Temporal arteritis, also known as giant cell arteritis, is a difficult condition that’s marked by an inflammation in the cells that line the arteries. The inflammation causes the cells in the arterial walls to become much larger than normal, which can lead to serious problems. The condition most often affects the arteries of the head, particularly the temporal arteries, which are located in the temples. This is the reason why it is sometimes called temporal arteritis.
Giant cell arteritis causes a wide range of symptoms that can vary depending on which arteries are affected and their location. The symptoms are generally focused around the head, but they can affect the entire body. The condition may even lead to death if it causes a stroke.
If the condition is detected, seek treatment immediately before more serious complications develop. Once treatment has begun, it’s important to keep checking in with a doctor to prevent any relapses and to manage any other symptoms that might emerge. If you notice any of the following symptoms, then it’s a good idea to seek medical attention.

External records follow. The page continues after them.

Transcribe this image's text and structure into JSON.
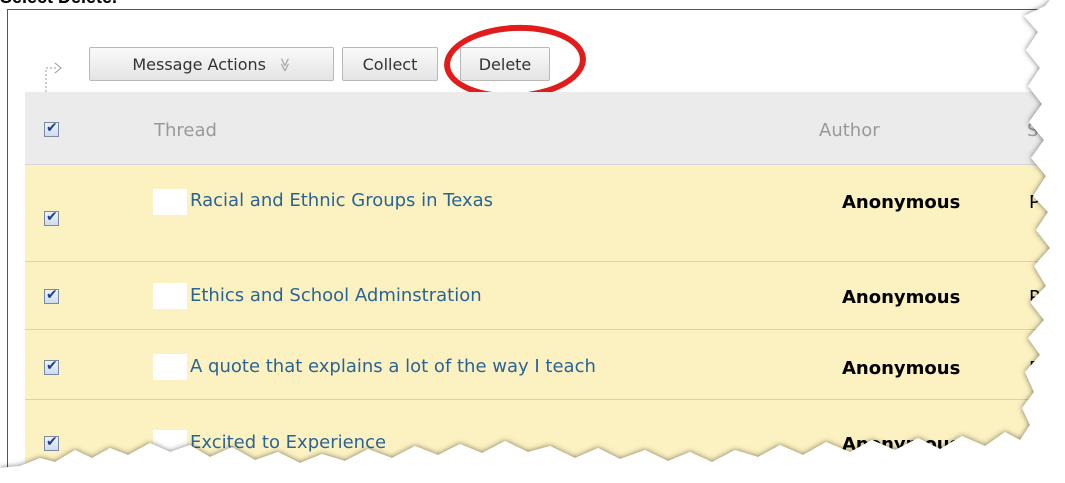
{
  "caption": "Select Delete.",
  "toolbar": {
    "message_actions_label": "Message Actions",
    "message_actions_chevron": "≫",
    "collect_label": "Collect",
    "delete_label": "Delete"
  },
  "table": {
    "headers": {
      "thread": "Thread",
      "author": "Author",
      "status": "St"
    },
    "rows": [
      {
        "checked": true,
        "title": "Racial and Ethnic Groups in Texas",
        "author": "Anonymous",
        "status": "P"
      },
      {
        "checked": true,
        "title": "Ethics and School Adminstration",
        "author": "Anonymous",
        "status": "P"
      },
      {
        "checked": true,
        "title": "A quote that explains a lot of the way I teach",
        "author": "Anonymous",
        "status": "P"
      },
      {
        "checked": true,
        "title": "Excited to Experience",
        "author": "Anonymous",
        "status": ""
      }
    ]
  },
  "colors": {
    "highlight": "#e21b1b",
    "row_bg": "#fcf1c0",
    "link": "#2a6496"
  }
}
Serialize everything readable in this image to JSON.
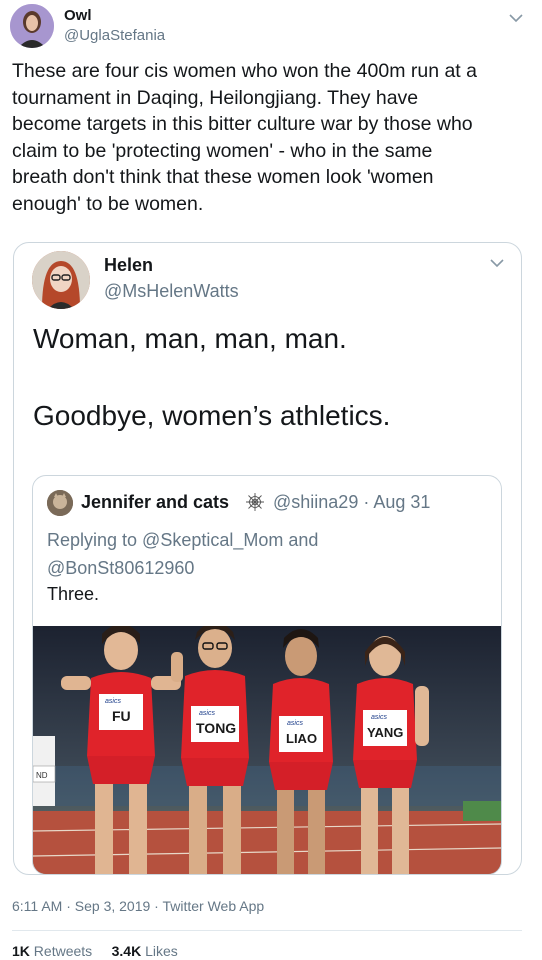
{
  "tweet": {
    "author_name": "Owl",
    "author_handle": "@UglaStefania",
    "text": "These are four cis women who won the 400m run at a\ntournament in Daqing, Heilongjiang. They have\nbecome targets in this bitter culture war by those who\nclaim to be 'protecting women' - who in the same\nbreath don't think that these women look 'women\nenough' to be women.",
    "timestamp": "6:11 AM · Sep 3, 2019 · Twitter Web App",
    "retweets_count": "1K",
    "retweets_label": "Retweets",
    "likes_count": "3.4K",
    "likes_label": "Likes"
  },
  "quoted": {
    "author_name": "Helen",
    "author_handle": "@MsHelenWatts",
    "line1": "Woman, man, man, man.",
    "line2": "Goodbye, women’s athletics."
  },
  "nested": {
    "author_name": "Jennifer and cats",
    "author_handle_date": "@shiina29 · Aug 31",
    "reply_line1": "Replying to @Skeptical_Mom and",
    "reply_line2": "@BonSt80612960",
    "text": "Three.",
    "photo_bibs": [
      "FU",
      "TONG",
      "LIAO",
      "YANG"
    ],
    "photo_brand": "asics",
    "photo_side_bib": "ND"
  },
  "icons": {
    "caret": "chevron-down-icon",
    "spider_web": "spider-web-icon"
  },
  "colors": {
    "text": "#14171a",
    "secondary": "#657786",
    "border": "#ccd6dd",
    "uniform_red": "#e0232a"
  }
}
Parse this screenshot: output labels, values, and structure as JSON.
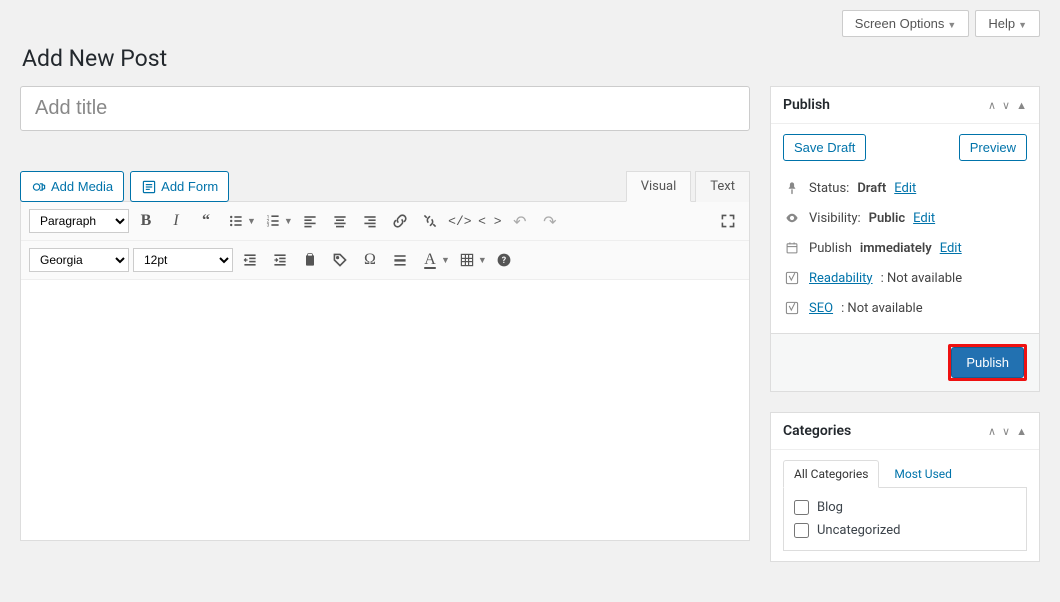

Temporal Arteritis Symptom #1: Headaches
A headache is one of the commonest symptoms of giant cell arteritis. About two-thirds of people diagnosed with the condition will experience some sort of headache. The headaches can vary in intensity and type.
They generally tend to develop quite quickly—within only one day—but they have been known to gradually grow in intensity over a period of days or weeks. Depending on which arteries are affected, the headache can be on one or both sides of the head. The pain will generally be focused toward the front of the head rather than the back.
- 1 of 10